Hyaline membrane disease is the old name for the condition that is currently known as respiratory distress syndrome in infants (RDS). If your doctor diagnoses your baby’s disease as:
• neonatal respiratory distress syndrome
• infant respiratory distress syndrome
it means the baby is ailing with hyaline membrane disease. This disease generally affects babies born earlier than the 28 to 32 weeks of gestation or premature babies.
With this disease, the alveoli (or small air sacs at the end of bronchioles in the lungs) are lined with dead cells and proteins thus making gas exchange in the lungs difficult. The hyaline membrane begins to take on a glassy appearance. The cause of the hyaline membrane disease (HMD) is the deficiency of a molecule called surfactant, which triggers the process of dead cell deposition on alveoli. In some cases, the structural flaw of the lungs also aggravates the condition.
What happens is that the surfactant, which is a mix of lipoproteins and phospholipids, is secreted to the lung tissues to reduce the surface tension in the air passages and help the alveoli open for gas exchange. If there is not enough of this surfactant, then the alveoli are forced to close and collapse with each exhalation. As this happens, affected and destroyed cells (the hyaline cells) gather in the airways and cause more obstruction. It must be noted that the weak or ill-formed ribs of the preterm baby aggravate the situation causing deep retractions, insufficient inhalation and sometimes eventual collapse of the lungs where a ventilator is required to do the breathing for the baby.

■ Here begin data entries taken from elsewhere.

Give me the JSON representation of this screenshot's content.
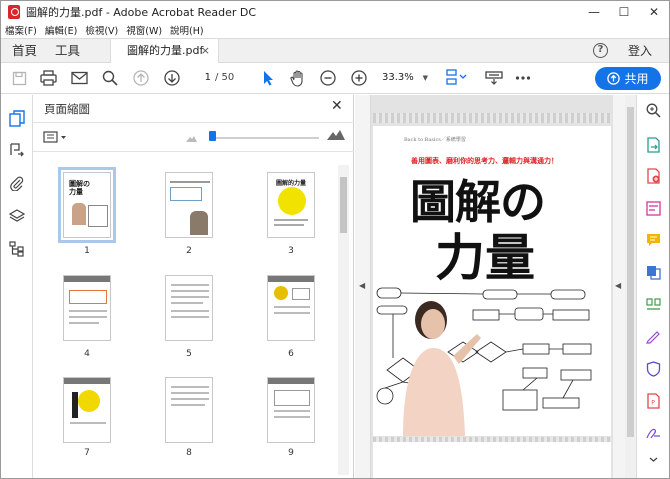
{
  "window": {
    "title": "圖解的力量.pdf - Adobe Acrobat Reader DC",
    "controls": [
      "—",
      "☐",
      "✕"
    ]
  },
  "menu": [
    "檔案(F)",
    "編輯(E)",
    "檢視(V)",
    "視窗(W)",
    "說明(H)"
  ],
  "tabs": {
    "home": "首頁",
    "tools": "工具",
    "document": "圖解的力量.pdf",
    "close": "×",
    "help": "?",
    "login": "登入"
  },
  "toolbar": {
    "page_current": "1",
    "page_total": "/ 50",
    "zoom": "33.3%",
    "share": "共用"
  },
  "panel": {
    "title": "頁面縮圖",
    "close": "✕",
    "thumbnails": [
      {
        "label": "1"
      },
      {
        "label": "2"
      },
      {
        "label": "3"
      },
      {
        "label": "4"
      },
      {
        "label": "5"
      },
      {
        "label": "6"
      },
      {
        "label": "7"
      },
      {
        "label": "8"
      },
      {
        "label": "9"
      }
    ]
  },
  "document": {
    "small_header": "Back to Basics／系統學習",
    "subtitle": "善用圖表、磨利你的思考力、邏輯力與溝通力！",
    "title_line1": "圖解の",
    "title_line2": "力量"
  },
  "colors": {
    "accent": "#1473e6",
    "acrobat_red": "#d9262c"
  }
}
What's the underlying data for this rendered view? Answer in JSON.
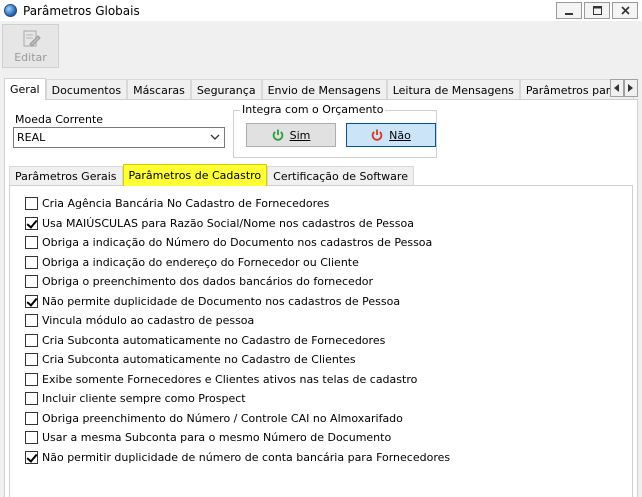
{
  "window": {
    "title": "Parâmetros Globais"
  },
  "toolbar": {
    "edit_label": "Editar"
  },
  "main_tabs": [
    {
      "label": "Geral",
      "active": true
    },
    {
      "label": "Documentos"
    },
    {
      "label": "Máscaras"
    },
    {
      "label": "Segurança"
    },
    {
      "label": "Envio de Mensagens"
    },
    {
      "label": "Leitura de Mensagens"
    },
    {
      "label": "Parâmetros para Co"
    }
  ],
  "moeda": {
    "label": "Moeda Corrente",
    "value": "REAL"
  },
  "integra": {
    "legend": "Integra com o Orçamento",
    "sim_label": "Sim",
    "nao_label": "Não"
  },
  "sub_tabs": [
    {
      "label": "Parâmetros Gerais"
    },
    {
      "label": "Parâmetros de Cadastro",
      "active": true
    },
    {
      "label": "Certificação de Software"
    }
  ],
  "options": [
    {
      "label": "Cria Agência Bancária No Cadastro de Fornecedores",
      "checked": false
    },
    {
      "label": "Usa MAIÚSCULAS para Razão Social/Nome nos cadastros de Pessoa",
      "checked": true
    },
    {
      "label": "Obriga a indicação do Número do Documento nos cadastros de Pessoa",
      "checked": false
    },
    {
      "label": "Obriga a indicação do endereço do Fornecedor ou Cliente",
      "checked": false
    },
    {
      "label": "Obriga o preenchimento dos dados bancários do fornecedor",
      "checked": false
    },
    {
      "label": "Não permite duplicidade de Documento nos cadastros de Pessoa",
      "checked": true
    },
    {
      "label": "Vincula módulo ao cadastro de pessoa",
      "checked": false
    },
    {
      "label": "Cria Subconta automaticamente no Cadastro de Fornecedores",
      "checked": false
    },
    {
      "label": "Cria Subconta automaticamente no Cadastro de Clientes",
      "checked": false
    },
    {
      "label": "Exibe somente Fornecedores e Clientes ativos nas telas de cadastro",
      "checked": false
    },
    {
      "label": "Incluir cliente sempre como Prospect",
      "checked": false
    },
    {
      "label": "Obriga preenchimento do Número / Controle CAI no Almoxarifado",
      "checked": false
    },
    {
      "label": "Usar a mesma Subconta para o mesmo Número de Documento",
      "checked": false
    },
    {
      "label": "Não permitir duplicidade de número de conta bancária para Fornecedores",
      "checked": true
    }
  ],
  "colors": {
    "highlight": "#ffff33",
    "nao_button": "#cce4f7",
    "sim_icon": "#2e9e3e",
    "nao_icon": "#d9381e"
  }
}
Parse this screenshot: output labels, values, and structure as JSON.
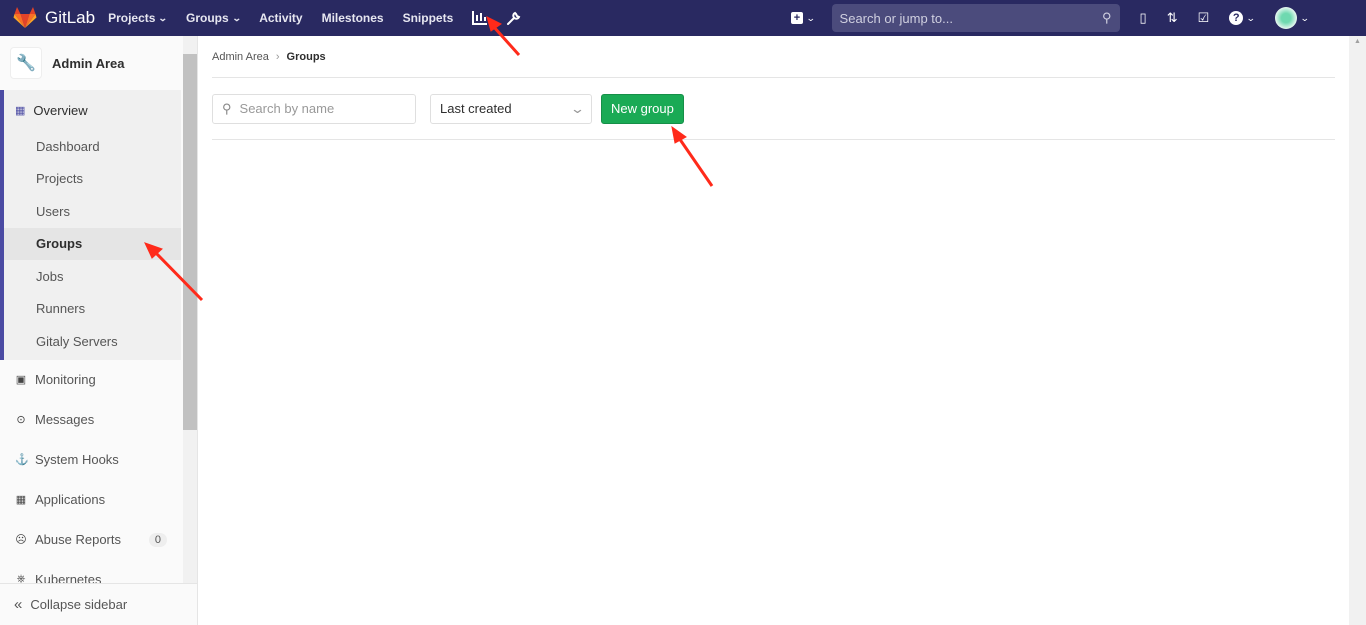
{
  "topbar": {
    "brand": "GitLab",
    "nav": [
      {
        "label": "Projects",
        "dropdown": true
      },
      {
        "label": "Groups",
        "dropdown": true
      },
      {
        "label": "Activity"
      },
      {
        "label": "Milestones"
      },
      {
        "label": "Snippets"
      }
    ],
    "search_placeholder": "Search or jump to...",
    "icons": [
      "chart-icon",
      "wrench-icon",
      "plus-square-icon",
      "search-icon",
      "issues-icon",
      "merge-request-icon",
      "todo-icon",
      "help-icon",
      "avatar"
    ]
  },
  "sidebar": {
    "title": "Admin Area",
    "overview": "Overview",
    "sub_items": [
      "Dashboard",
      "Projects",
      "Users",
      "Groups",
      "Jobs",
      "Runners",
      "Gitaly Servers"
    ],
    "active": "Groups",
    "items": [
      {
        "label": "Monitoring",
        "icon": "monitor-icon"
      },
      {
        "label": "Messages",
        "icon": "broadcast-icon"
      },
      {
        "label": "System Hooks",
        "icon": "hook-icon"
      },
      {
        "label": "Applications",
        "icon": "grid-icon"
      },
      {
        "label": "Abuse Reports",
        "icon": "frown-icon",
        "badge": "0"
      },
      {
        "label": "Kubernetes",
        "icon": "kubernetes-icon"
      }
    ],
    "collapse": "Collapse sidebar"
  },
  "breadcrumb": [
    "Admin Area",
    "Groups"
  ],
  "filters": {
    "search_placeholder": "Search by name",
    "sort": "Last created",
    "new_group": "New group"
  },
  "colors": {
    "topbar": "#292961",
    "primary_button": "#1aaa55",
    "annotation": "#ff2a1a"
  }
}
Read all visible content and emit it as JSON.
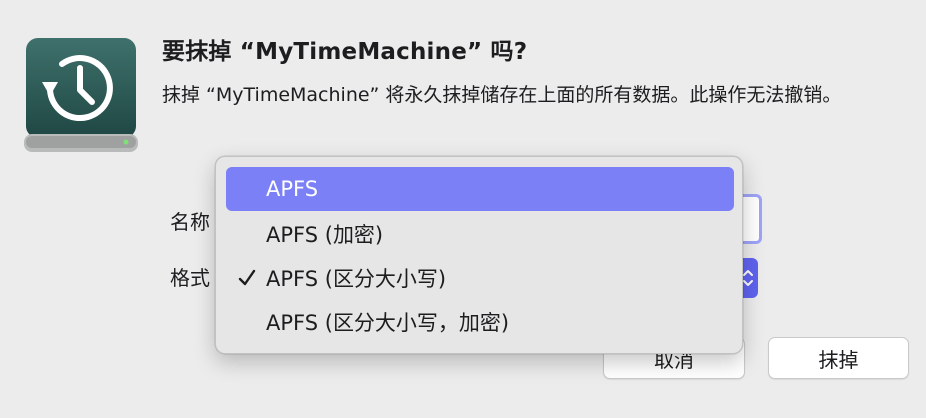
{
  "dialog": {
    "title": "要抹掉 “MyTimeMachine” 吗?",
    "message": "抹掉 “MyTimeMachine” 将永久抹掉储存在上面的所有数据。此操作无法撤销。",
    "icon": "time-machine-drive-icon"
  },
  "form": {
    "name_label": "名称",
    "format_label": "格式"
  },
  "format_menu": {
    "items": [
      {
        "label": "APFS",
        "highlighted": true,
        "checked": false
      },
      {
        "label": "APFS (加密)",
        "highlighted": false,
        "checked": false
      },
      {
        "label": "APFS (区分大小写)",
        "highlighted": false,
        "checked": true
      },
      {
        "label": "APFS (区分大小写，加密)",
        "highlighted": false,
        "checked": false
      }
    ],
    "highlight_color": "#7b80f7"
  },
  "buttons": {
    "cancel": "取消",
    "erase": "抹掉"
  },
  "colors": {
    "accent": "#5f63ef",
    "focus_ring": "#9fa3f6",
    "drive_body": "#2f5e5a"
  }
}
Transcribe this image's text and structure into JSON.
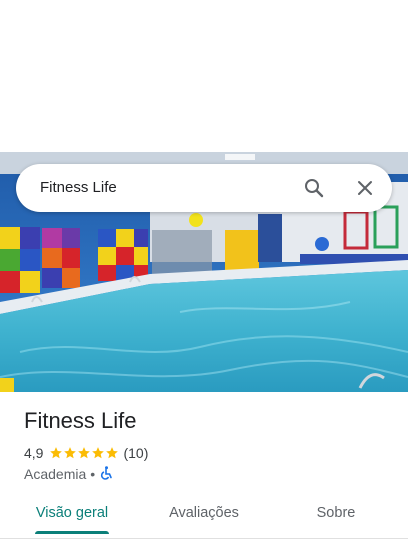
{
  "search": {
    "query": "Fitness Life"
  },
  "place": {
    "name": "Fitness Life",
    "rating": "4,9",
    "stars": 5,
    "review_count": "(10)",
    "category": "Academia",
    "separator": "•",
    "accessibility_icon": "wheelchair-icon"
  },
  "tabs": [
    {
      "label": "Visão geral",
      "active": true
    },
    {
      "label": "Avaliações",
      "active": false
    },
    {
      "label": "Sobre",
      "active": false
    }
  ],
  "colors": {
    "accent": "#0b7f79",
    "star": "#fbbc04",
    "accessibility": "#1a73e8"
  },
  "icons": [
    "search-icon",
    "close-icon",
    "star-icon",
    "wheelchair-icon"
  ]
}
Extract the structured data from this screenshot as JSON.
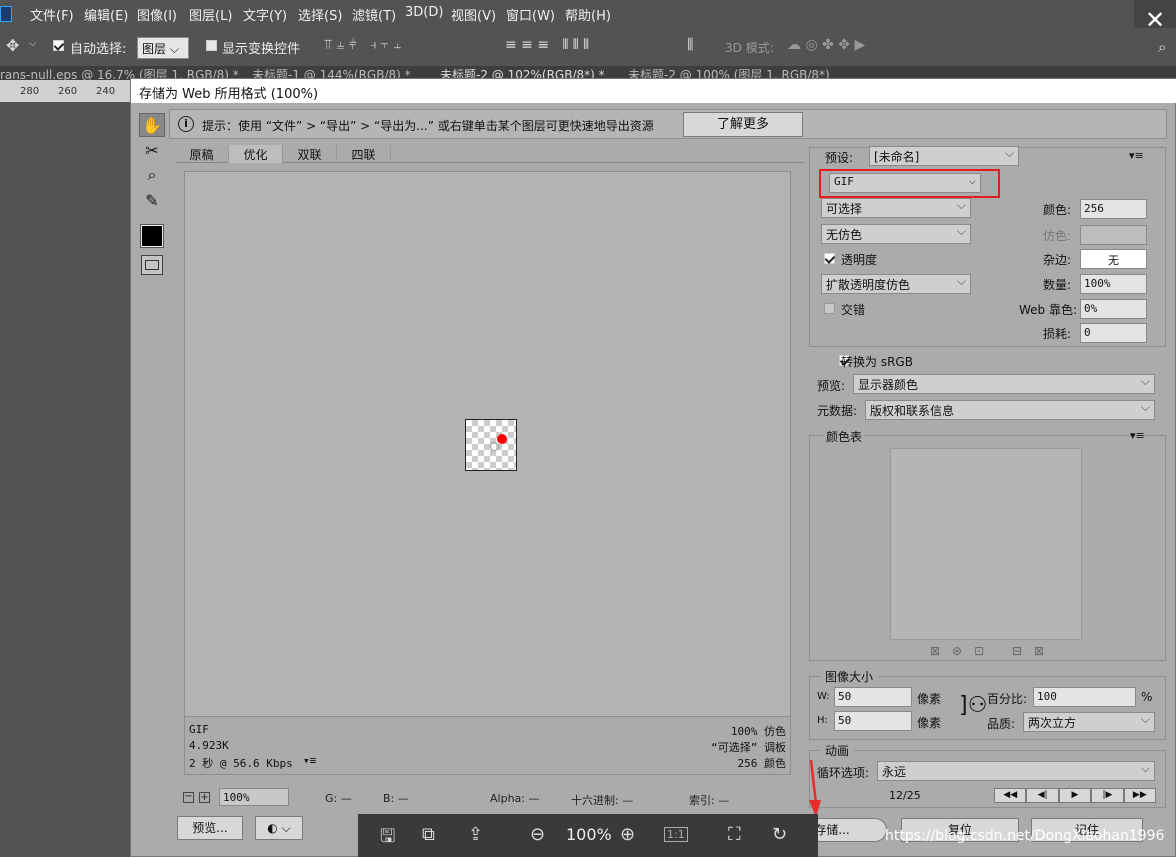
{
  "menubar": {
    "items": [
      "文件(F)",
      "编辑(E)",
      "图像(I)",
      "图层(L)",
      "文字(Y)",
      "选择(S)",
      "滤镜(T)",
      "3D(D)",
      "视图(V)",
      "窗口(W)",
      "帮助(H)"
    ]
  },
  "options": {
    "auto_select_label": "自动选择:",
    "layer_select": "图层",
    "show_transform_label": "显示变换控件",
    "mode_3d_label": "3D 模式:"
  },
  "doc_tabs": [
    "rans-null.eps @ 16.7% (图层 1, RGB/8) *",
    "未标题-1 @ 144%(RGB/8) *",
    "未标题-2 @ 102%(RGB/8*) *",
    "未标题-2 @ 100% (图层 1, RGB/8*)"
  ],
  "ruler": [
    "280",
    "260",
    "240"
  ],
  "dialog": {
    "title": "存储为 Web 所用格式 (100%)",
    "tip": "提示：使用 “文件” > “导出” > “导出为...” 或右键单击某个图层可更快速地导出资源",
    "learn_more": "了解更多",
    "tabs": [
      "原稿",
      "优化",
      "双联",
      "四联"
    ],
    "info": {
      "format": "GIF",
      "size": "4.923K",
      "time": "2 秒 @ 56.6 Kbps",
      "dither": "100% 仿色",
      "palette": "“可选择” 调板",
      "colors": "256 颜色"
    },
    "status": {
      "zoom": "100%",
      "g": "G: —",
      "b": "B: —",
      "alpha": "Alpha: —",
      "hex": "十六进制: —",
      "index": "索引: —"
    },
    "preview_button": "预览...",
    "settings": {
      "preset_label": "预设:",
      "preset_value": "[未命名]",
      "format": "GIF",
      "reduction": "可选择",
      "colors_label": "颜色:",
      "colors_value": "256",
      "dither_algo": "无仿色",
      "dither_label": "仿色:",
      "transparency_label": "透明度",
      "matte_label": "杂边:",
      "matte_value": "无",
      "trans_dither": "扩散透明度仿色",
      "amount_label": "数量:",
      "amount_value": "100%",
      "interlace_label": "交错",
      "websnap_label": "Web 靠色:",
      "websnap_value": "0%",
      "lossy_label": "损耗:",
      "lossy_value": "0",
      "convert_srgb_label": "转换为 sRGB",
      "preview_label": "预览:",
      "preview_value": "显示器颜色",
      "metadata_label": "元数据:",
      "metadata_value": "版权和联系信息"
    },
    "color_table_title": "颜色表",
    "image_size": {
      "title": "图像大小",
      "w_label": "W:",
      "w_value": "50",
      "h_label": "H:",
      "h_value": "50",
      "unit": "像素",
      "percent_label": "百分比:",
      "percent_value": "100",
      "percent_sign": "%",
      "quality_label": "品质:",
      "quality_value": "两次立方"
    },
    "animation": {
      "title": "动画",
      "loop_label": "循环选项:",
      "loop_value": "永远",
      "frame": "12/25"
    },
    "buttons": {
      "save": "存储...",
      "reset": "复位",
      "remember": "记住"
    }
  },
  "floatbar": {
    "zoom": "100%"
  },
  "watermark": "https://blog.csdn.net/DongXiaohan1996",
  "colors": {
    "highlight_box": "#e02020",
    "red_dot": "#ff0000",
    "accent_arrow": "#e82b2b"
  }
}
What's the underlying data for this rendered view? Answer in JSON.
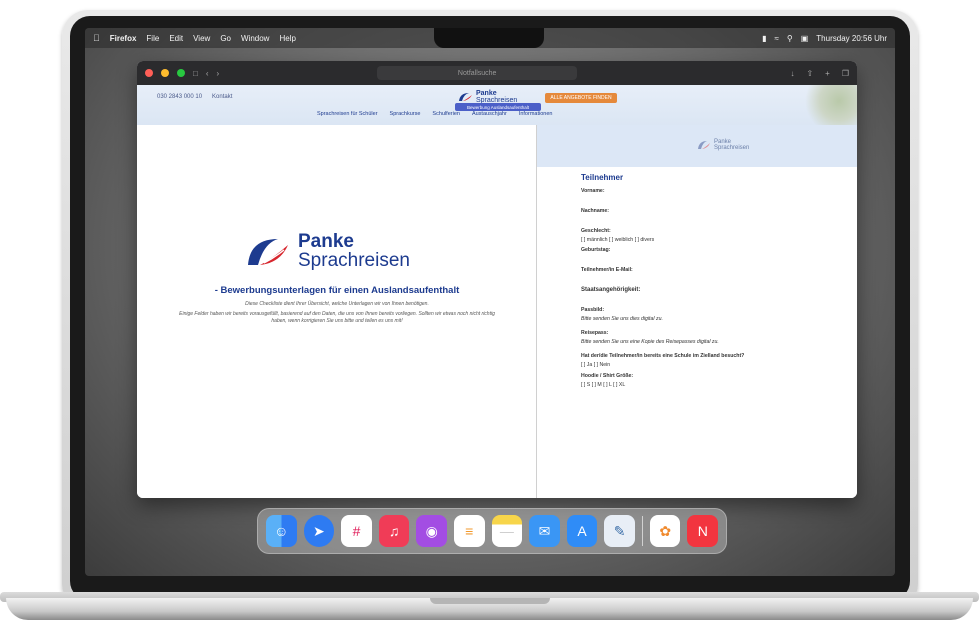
{
  "menubar": {
    "app_name": "Firefox",
    "items": [
      "File",
      "Edit",
      "View",
      "Go",
      "Window",
      "Help"
    ],
    "clock": "Thursday 20:56 Uhr"
  },
  "browser": {
    "url": "Notfallsuche"
  },
  "site": {
    "contact_phone": "030 2843 000 10",
    "contact_label": "Kontakt",
    "logo_line1": "Panke",
    "logo_line2": "Sprachreisen",
    "cta": "ALLE ANGEBOTE FINDEN",
    "nav": [
      "Sprachreisen für Schüler",
      "Sprachkurse",
      "Schulferien",
      "Austauschjahr",
      "Informationen"
    ],
    "tag": "Bewerbung Auslandsaufenthalt"
  },
  "document": {
    "logo_line1": "Panke",
    "logo_line2": "Sprachreisen",
    "title": "- Bewerbungsunterlagen für einen Auslandsaufenthalt",
    "subtitle": "Diese Checkliste dient Ihrer Übersicht, welche Unterlagen wir von Ihnen benötigen.",
    "body": "Einige Felder haben wir bereits vorausgefüllt, basierend auf den Daten, die uns von Ihnen bereits vorliegen. Sollten wir etwas noch nicht richtig haben, wenn korrigieren Sie uns bitte und teilen es uns mit!"
  },
  "form": {
    "logo_line1": "Panke",
    "logo_line2": "Sprachreisen",
    "heading": "Teilnehmer",
    "first_name": "Vorname:",
    "last_name": "Nachname:",
    "gender": "Geschlecht:",
    "gender_options": "[ ] männlich   [ ] weiblich   [ ] divers",
    "birthday": "Geburtstag:",
    "email": "Teilnehmer/in E-Mail:",
    "nationality": "Staatsangehörigkeit:",
    "photo": "Passbild:",
    "photo_hint": "Bitte senden Sie uns dies digital zu.",
    "passport": "Reisepass:",
    "passport_hint": "Bitte senden Sie uns eine Kopie des Reisepasses digital zu.",
    "school_question": "Hat der/die Teilnehmer/in bereits eine Schule im Zielland besucht?",
    "school_options": "[ ] Ja    [ ] Nein",
    "shirt_size": "Hoodie / Shirt Größe:",
    "shirt_options": "[ ] S     [ ] M     [ ] L     [ ] XL"
  },
  "dock": {
    "apps": [
      {
        "icon": "finder-icon",
        "color": "#3b8df0"
      },
      {
        "icon": "safari-icon",
        "color": "#2e7bf2"
      },
      {
        "icon": "slack-icon",
        "color": "#ffffff"
      },
      {
        "icon": "music-icon",
        "color": "#f03c57"
      },
      {
        "icon": "podcasts-icon",
        "color": "#a34de3"
      },
      {
        "icon": "reminders-icon",
        "color": "#ffffff"
      },
      {
        "icon": "notes-icon",
        "color": "#f7d54a"
      },
      {
        "icon": "mail-icon",
        "color": "#3a96f5"
      },
      {
        "icon": "app-store-icon",
        "color": "#2f8cf7"
      },
      {
        "icon": "preview-icon",
        "color": "#e8eef6"
      },
      {
        "icon": "photos-icon",
        "color": "#ffffff"
      },
      {
        "icon": "news-icon",
        "color": "#f2353f"
      }
    ]
  },
  "colors": {
    "brand_blue": "#1d3b8f",
    "cta_orange": "#e5893b",
    "brand_red": "#d7262e"
  }
}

There are times when HMD condition though present, is not apparent in preterms and may be asymptomatic to start with. However, most who suffer from it exhibit the following symptoms, which heighten three days after birth:
• labored breathing
• rapid breathing (tachypnea)
• signs of insetting lung collapse (atelectasis)
• flaring nostrils
• blue coloring of skin due to inadequate oxygen levels in the blood
• chest retractions
Statistics show that hyaline membrane disease affects approximately one percent of all newborn infants and is the leading cause of death among preterm births (Source: Rodriguez RJ, Martin RJ, and Fanaroff, AA. Respiratory distress syndrome and its management. Fanaroff and Martin (eds.) Neonatal-perinatal medicine: Diseases of the fetus and infant; 7th ed. (2002):1001-1011. St. Louis: Mosby). It is cited that the occurrence of RDS reduces dramatically as the fetus age increases from 50 percent in babies of 26 to 28 weeks in the womb to approximately 25 percent at 30 to 32 weeks.
High risk groups are thus:
• The low birth weight preterm or premature babies
• An elder child who suffered HMD
• Cesarean section deliveries
• Infant boys
• Multiple birth babies (twins, triplets, quadruplets, etc.)
• Babies with prenatal infections
• Infants with prenatal asphyxia (pre-birth suffocation)
• Infants with patent ductus arteriosus
• Infants whose mothers are diabetic
• Infants who surfactant release mechanism has been distrurbed.
In my next post, I will cover which tests help diagnose the hyaline membrane disease and what treatment options are available to parents for their infants suffering from the condition as well as possible complications and long term implications of HMD.
Mamta Singh is a published author of the books Migraines for the Informed Woman (Publisher: Rupa & Co.) and the upcoming Rev Up Your Life! (Publisher: Hay House India). She is also a seasoned business, creative and academic writer. She is a certified fitness instructor, personal trainer & sports nutritionist through IFA, Florida USA. Mamta is an NCFE-certified Holistic Health Therapist SAC Dip U.K. She is the lead writer and holds Expert Author status in many well-received health, fitness and nutrition sites. She runs her own popular blogs on migraines in women and holistic health. Mamta holds a double Master's Degree in Commerce and Business. She is a registered practitioner with the UN recognised Art of Living Foundation. Link: http://www.migrainingjenny.wordpress.com and http://www.footstrike.wordpress.com